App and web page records
__________

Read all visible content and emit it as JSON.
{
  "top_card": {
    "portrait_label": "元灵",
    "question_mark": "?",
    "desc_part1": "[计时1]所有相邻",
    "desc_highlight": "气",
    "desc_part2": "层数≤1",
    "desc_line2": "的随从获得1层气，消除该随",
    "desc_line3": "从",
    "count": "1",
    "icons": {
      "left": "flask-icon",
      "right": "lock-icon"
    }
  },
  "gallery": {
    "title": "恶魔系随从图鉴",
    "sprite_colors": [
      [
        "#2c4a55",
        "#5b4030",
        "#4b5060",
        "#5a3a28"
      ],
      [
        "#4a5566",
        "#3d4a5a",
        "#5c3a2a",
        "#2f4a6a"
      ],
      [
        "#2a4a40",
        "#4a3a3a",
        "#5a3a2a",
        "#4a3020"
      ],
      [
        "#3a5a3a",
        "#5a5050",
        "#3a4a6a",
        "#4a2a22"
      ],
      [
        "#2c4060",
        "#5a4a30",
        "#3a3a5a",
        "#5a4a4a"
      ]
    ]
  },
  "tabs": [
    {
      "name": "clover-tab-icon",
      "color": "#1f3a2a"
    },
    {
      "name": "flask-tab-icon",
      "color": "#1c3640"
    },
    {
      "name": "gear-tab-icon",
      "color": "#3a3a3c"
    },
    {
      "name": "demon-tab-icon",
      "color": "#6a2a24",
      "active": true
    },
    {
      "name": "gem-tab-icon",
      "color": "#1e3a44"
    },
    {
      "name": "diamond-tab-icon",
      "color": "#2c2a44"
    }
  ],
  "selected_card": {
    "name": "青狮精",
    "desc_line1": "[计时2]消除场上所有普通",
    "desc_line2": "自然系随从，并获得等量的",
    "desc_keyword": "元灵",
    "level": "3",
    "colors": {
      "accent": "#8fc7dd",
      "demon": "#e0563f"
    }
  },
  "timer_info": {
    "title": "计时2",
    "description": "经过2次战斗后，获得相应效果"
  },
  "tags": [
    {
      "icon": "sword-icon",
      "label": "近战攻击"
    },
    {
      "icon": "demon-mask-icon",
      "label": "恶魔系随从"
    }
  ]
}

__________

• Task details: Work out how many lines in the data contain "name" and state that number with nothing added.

• Reply: 7